He caught only two passes before being cut following the Oilers' fourth pre-season game. "I cried all the way from Houston to Oklahoma City," Largent admitted. "I thought football was over for me."
Instead it was just beginning. Seattle Seahawks assistant coach Jerry Rhome, who had been on the Tulsa coaching staff, recommended Largent to head coach Jack Patera.
The expansion Seahawks gave the Oilers an eighth-round draft pick for the castoff receiver. It was the catch of the century for the Seahawks.
Largent became an almost instant star with the Seahawks with 54 receptions, third best in the NFC, in his rookie season.
In eight of the nine seasons from 1978-86-every year except the strike-shortened season in 1982-Largent had 66 or more receptions. He had 70 or more catches six times. He led the NFL in receiving in 1979 and 1985.
A possession receiver with just average speed, Largent quickly became known for his precise routes, sure hands, determination, and concentration.

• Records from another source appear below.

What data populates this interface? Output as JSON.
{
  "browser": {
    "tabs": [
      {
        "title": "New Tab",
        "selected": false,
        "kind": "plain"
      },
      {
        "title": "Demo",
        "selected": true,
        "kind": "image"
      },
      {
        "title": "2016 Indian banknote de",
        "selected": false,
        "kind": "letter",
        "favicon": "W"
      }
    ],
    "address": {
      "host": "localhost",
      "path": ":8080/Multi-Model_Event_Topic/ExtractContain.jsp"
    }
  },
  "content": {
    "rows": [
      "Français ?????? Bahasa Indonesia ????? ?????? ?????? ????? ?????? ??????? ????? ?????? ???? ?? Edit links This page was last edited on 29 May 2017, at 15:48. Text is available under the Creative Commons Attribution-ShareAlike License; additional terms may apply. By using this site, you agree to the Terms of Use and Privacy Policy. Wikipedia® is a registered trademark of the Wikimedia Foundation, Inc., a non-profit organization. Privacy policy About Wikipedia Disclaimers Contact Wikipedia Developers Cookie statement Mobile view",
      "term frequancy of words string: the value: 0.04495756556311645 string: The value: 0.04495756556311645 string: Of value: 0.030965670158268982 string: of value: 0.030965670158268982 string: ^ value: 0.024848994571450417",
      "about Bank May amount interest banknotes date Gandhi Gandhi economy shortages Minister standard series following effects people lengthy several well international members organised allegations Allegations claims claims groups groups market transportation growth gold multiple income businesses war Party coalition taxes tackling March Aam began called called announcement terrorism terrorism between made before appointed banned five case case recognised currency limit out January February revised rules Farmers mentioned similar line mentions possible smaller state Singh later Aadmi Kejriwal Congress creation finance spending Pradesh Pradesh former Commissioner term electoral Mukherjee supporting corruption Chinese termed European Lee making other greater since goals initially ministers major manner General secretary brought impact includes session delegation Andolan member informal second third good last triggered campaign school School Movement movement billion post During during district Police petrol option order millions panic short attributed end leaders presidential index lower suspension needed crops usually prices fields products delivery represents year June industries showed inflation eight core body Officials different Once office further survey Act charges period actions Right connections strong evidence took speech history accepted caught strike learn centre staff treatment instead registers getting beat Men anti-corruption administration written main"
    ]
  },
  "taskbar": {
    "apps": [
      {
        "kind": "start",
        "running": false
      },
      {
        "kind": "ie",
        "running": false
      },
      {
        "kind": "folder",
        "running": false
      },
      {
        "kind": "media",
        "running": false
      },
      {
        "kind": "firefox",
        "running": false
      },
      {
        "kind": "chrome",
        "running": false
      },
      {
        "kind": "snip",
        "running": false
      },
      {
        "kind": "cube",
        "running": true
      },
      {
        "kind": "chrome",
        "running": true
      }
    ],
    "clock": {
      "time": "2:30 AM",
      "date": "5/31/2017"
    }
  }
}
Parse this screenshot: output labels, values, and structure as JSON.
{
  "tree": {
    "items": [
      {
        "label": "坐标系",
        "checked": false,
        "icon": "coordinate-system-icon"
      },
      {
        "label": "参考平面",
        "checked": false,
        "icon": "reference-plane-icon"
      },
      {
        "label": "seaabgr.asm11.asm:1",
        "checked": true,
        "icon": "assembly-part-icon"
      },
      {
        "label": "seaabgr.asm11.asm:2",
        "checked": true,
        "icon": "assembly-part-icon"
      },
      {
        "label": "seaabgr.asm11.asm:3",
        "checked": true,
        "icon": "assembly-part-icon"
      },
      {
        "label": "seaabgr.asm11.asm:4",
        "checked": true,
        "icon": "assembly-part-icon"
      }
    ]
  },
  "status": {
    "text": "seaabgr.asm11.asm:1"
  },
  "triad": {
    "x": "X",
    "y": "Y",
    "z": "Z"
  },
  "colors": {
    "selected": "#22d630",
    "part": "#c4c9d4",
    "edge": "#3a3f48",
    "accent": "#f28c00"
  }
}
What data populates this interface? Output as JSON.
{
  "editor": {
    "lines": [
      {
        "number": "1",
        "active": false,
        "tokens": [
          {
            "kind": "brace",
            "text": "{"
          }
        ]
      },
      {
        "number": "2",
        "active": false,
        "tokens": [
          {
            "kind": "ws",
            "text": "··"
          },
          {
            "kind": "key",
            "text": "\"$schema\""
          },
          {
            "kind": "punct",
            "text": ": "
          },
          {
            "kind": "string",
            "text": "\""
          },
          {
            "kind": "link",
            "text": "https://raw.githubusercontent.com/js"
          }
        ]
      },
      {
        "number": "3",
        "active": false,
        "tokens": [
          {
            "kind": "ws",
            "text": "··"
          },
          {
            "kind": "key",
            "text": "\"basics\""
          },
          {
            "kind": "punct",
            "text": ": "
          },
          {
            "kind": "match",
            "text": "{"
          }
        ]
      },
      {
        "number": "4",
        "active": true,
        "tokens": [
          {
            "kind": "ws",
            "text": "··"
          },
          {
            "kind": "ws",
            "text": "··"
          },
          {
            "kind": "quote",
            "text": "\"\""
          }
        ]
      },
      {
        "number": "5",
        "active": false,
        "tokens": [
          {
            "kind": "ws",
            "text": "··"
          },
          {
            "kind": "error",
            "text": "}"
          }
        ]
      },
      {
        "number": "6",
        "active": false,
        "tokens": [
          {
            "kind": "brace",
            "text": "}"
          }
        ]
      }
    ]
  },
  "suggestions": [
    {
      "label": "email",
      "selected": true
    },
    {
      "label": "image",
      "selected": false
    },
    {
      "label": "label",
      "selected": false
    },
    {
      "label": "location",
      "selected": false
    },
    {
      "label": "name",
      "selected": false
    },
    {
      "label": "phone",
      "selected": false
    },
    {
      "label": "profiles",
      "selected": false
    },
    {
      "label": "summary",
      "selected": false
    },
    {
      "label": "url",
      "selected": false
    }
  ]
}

His complete mind and body coordination allowed his body to talk, lie, cheat, and steal on the best defensive backs in football. "Running routes became a science to me," Largent said. An NFL Man of the Year winner (1988), Largent was elected to the Pro Football Hall of Fame in 1995.